This roomy pullover work shirt was worn by hard-working raftsmen and fur traders on the Missouri, Mississippi, and Ohio Rivers of 1800s America. It is frequently depicted in the paintings of George Caleb Bingham.
Full sleeves with underarm gussets are gathered and attached into a shoulder yoke. A narrow and convertible cuff may be used. A neck gusset set into the shoulders gathers into a simple turned back collar, which is loosely fastened with a tape tie. The bottom of the front opening was often strengthened with a needle-lace godet and decorated with the wearer's initials in cross stitch. The long side openings were also reinforced. Instructions for cross-stitch monogram and needle-lace godet for front opening are included.

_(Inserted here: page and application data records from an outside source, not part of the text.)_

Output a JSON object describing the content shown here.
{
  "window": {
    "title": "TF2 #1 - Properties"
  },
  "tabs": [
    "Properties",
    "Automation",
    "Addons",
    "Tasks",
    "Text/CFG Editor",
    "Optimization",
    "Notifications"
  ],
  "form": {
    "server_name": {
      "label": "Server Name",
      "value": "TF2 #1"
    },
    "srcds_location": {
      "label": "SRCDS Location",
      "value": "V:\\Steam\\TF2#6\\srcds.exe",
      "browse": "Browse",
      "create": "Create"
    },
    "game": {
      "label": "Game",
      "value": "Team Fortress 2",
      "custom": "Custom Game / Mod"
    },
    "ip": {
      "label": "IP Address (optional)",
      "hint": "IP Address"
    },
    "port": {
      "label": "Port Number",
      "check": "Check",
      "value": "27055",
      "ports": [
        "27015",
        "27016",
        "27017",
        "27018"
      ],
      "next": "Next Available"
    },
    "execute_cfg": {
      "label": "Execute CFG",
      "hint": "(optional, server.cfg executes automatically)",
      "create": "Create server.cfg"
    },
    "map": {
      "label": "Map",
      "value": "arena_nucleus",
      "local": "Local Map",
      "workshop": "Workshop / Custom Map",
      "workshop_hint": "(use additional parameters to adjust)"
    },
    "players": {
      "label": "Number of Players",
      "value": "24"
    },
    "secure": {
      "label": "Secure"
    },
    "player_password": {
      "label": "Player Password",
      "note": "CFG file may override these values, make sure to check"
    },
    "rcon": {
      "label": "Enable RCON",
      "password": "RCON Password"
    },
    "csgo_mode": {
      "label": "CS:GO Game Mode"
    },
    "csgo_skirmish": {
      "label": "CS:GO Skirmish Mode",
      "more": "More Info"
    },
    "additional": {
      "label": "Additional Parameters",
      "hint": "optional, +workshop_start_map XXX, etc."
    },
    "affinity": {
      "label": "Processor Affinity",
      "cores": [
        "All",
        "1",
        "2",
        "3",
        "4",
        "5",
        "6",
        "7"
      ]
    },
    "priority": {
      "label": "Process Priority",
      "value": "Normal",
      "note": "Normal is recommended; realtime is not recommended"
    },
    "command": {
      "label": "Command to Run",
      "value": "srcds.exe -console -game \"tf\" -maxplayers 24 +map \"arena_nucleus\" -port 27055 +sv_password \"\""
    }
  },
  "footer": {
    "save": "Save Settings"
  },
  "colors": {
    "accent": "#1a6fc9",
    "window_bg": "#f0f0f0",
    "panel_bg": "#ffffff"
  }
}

The casual style is perfect for all types of today's labors, as well as pleasures. This shirt is popular with historical reenactors at Civil War and other historic events. Our Boatman's Shirt can be worn today by men as an overshirt, or shortened to tuck in. The original length is tunic length on men and women.
Many thanks to the Missouri Historical Society costume collection for assistance with research for this pattern. The original shirt is in the Society's collection in St. Louis, Missouri.

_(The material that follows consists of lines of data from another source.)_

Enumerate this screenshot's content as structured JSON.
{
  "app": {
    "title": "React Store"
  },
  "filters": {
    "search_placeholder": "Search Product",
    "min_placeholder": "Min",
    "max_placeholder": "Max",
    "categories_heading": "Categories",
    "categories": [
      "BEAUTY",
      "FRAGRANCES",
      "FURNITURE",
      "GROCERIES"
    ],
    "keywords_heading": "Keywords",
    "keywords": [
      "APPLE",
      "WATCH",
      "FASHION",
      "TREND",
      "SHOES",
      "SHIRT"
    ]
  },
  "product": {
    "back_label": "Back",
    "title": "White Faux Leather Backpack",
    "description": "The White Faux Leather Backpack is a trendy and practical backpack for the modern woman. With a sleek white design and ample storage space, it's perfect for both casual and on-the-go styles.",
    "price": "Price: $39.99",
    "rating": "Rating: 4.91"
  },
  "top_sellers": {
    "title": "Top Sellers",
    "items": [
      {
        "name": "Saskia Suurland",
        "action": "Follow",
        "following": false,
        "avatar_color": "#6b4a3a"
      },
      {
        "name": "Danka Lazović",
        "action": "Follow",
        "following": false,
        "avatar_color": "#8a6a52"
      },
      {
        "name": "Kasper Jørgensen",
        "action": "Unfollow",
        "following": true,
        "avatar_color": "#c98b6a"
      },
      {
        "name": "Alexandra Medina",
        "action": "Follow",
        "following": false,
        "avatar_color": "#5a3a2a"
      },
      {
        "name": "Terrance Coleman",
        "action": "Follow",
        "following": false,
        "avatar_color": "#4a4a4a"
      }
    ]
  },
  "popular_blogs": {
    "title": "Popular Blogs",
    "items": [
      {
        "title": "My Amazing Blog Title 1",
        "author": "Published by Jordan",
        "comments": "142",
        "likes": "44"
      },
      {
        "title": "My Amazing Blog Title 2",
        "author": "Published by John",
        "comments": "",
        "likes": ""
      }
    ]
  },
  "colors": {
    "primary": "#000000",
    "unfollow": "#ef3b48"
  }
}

This is the PDF version. For the paper pattern, go here. This PDF pattern has files for the following: print at home version (fits A4 and 8.5x11in. paper), A0 copy shop version, 36" copy shop version, cutting and sewing instructions, and historic detailing.
Suggested fabrics: Light or medium-weight shirting fabrics such as broadcloth, homespun, linen, chambray, or silk. The original shirt was made of handwoven linen.
Era: 1800s, Victorian